U.S. Equal Employment Opportunity Commission
Ashlan Village Fired Women for Complaining About Harassment, Federal Agency Charged
SPARTANBURG, S.C. - Ashlan Village, Inc., doing business as Ashlan Village Retirement Community, a retirement and assisted living facility located in Lyman, S.C., will pay $40,000 and provide non-monetary relief to settle a sexual harassment and retaliation lawsuit filed by the U.S. Equal Employment Opportunity Commission (EEOC), the agency announced today.
The EEOC had charged in a lawsuit that from around September 2008 through around December 2008, Leah Pyhala, the marketing and activities director at Ashlan Village, was sexually harassed by her male supervisor, who was the facility's executive director. The lawsuit said the harassment included unwelcome e-mails with sexual content, sexual comments and unwelcome touching. Pyhala and a coworker, Holly Black, who was the facility's director of resident services, complained about the harassment to Ashlan Village's owner. The EEOC said that Pyhala and Black were then terminated on the same day by the executive director, shortly after they complained about the harassment.

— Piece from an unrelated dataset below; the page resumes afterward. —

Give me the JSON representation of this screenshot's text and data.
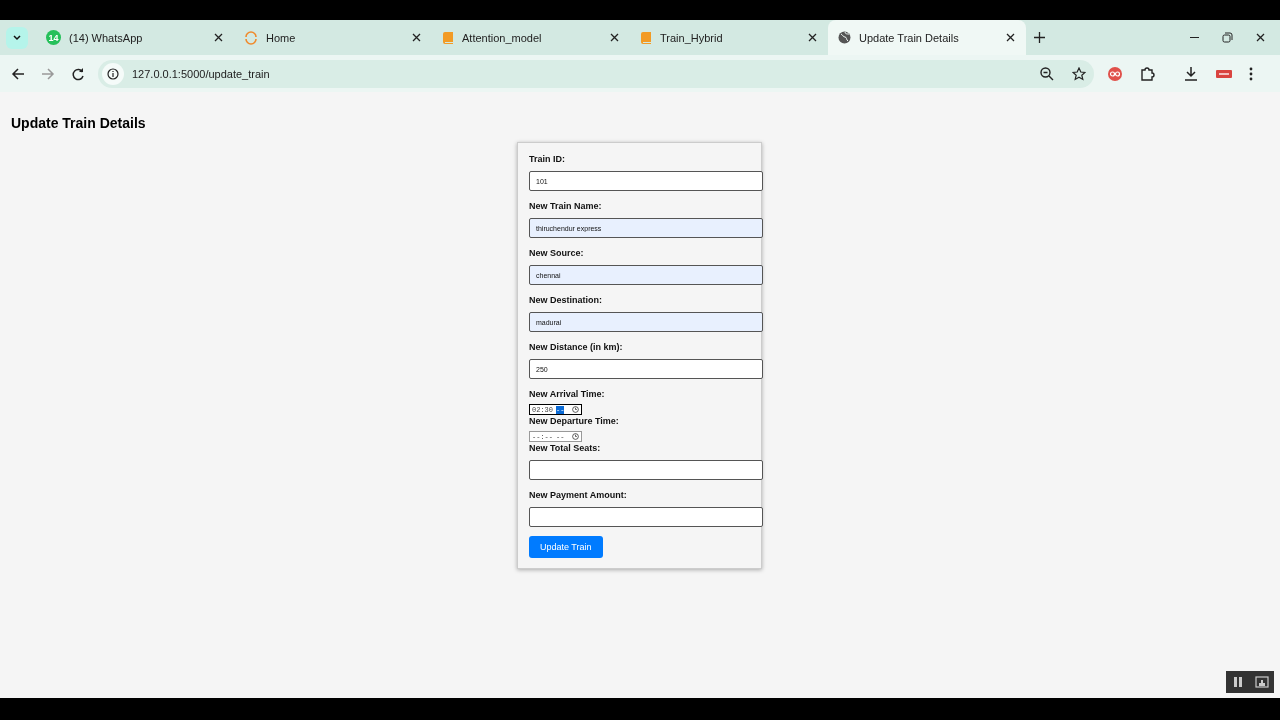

Such alleged conduct violates Title VII of the Civil Rights Act of 1964. The EEOC filed suit (Equal Employment Opportunity Commission v. Ashlan Village, Inc. d/b/a Ashlan Village Retirement Community, Civ. No. 7:10-CV-02551 in U.S. District Court for the District of South Carolina, Spartanburg Division) after first attempting to reach a pre-litigation settlement through its conciliation process.
In addition to monetary damages, the consent decree resolving the lawsuit includes injunctive relief prohibiting the company from further discriminating on the basis of sex, and from engaging in retaliation for resisting or complaining about it. The decree also requires the redistribution of the company's sexual harassment policy and annual training on sexual harassment and retaliation for all managers, supervisors and employees. Finally, the company must report complaints of sexual harassment to the EEOC throughout the decree's term.
"Employers are required to prevent and correct sexual harassment in the workplace," said Lynette A. Barnes, regional attorney for the EEOC's Charlotte District Office. "Punishing employees who complain about harassment further violates federal law and only makes a bad situation worse. We are pleased that Ashlan Village has agreed to provide adequate training to its employees, and has committed to preventing harassment and retaliation in its workplace."
The EEOC is responsible for enforcing federal laws prohibiting discrimination in employment. Further information about the EEOC is available on its web site at www.eeoc.gov.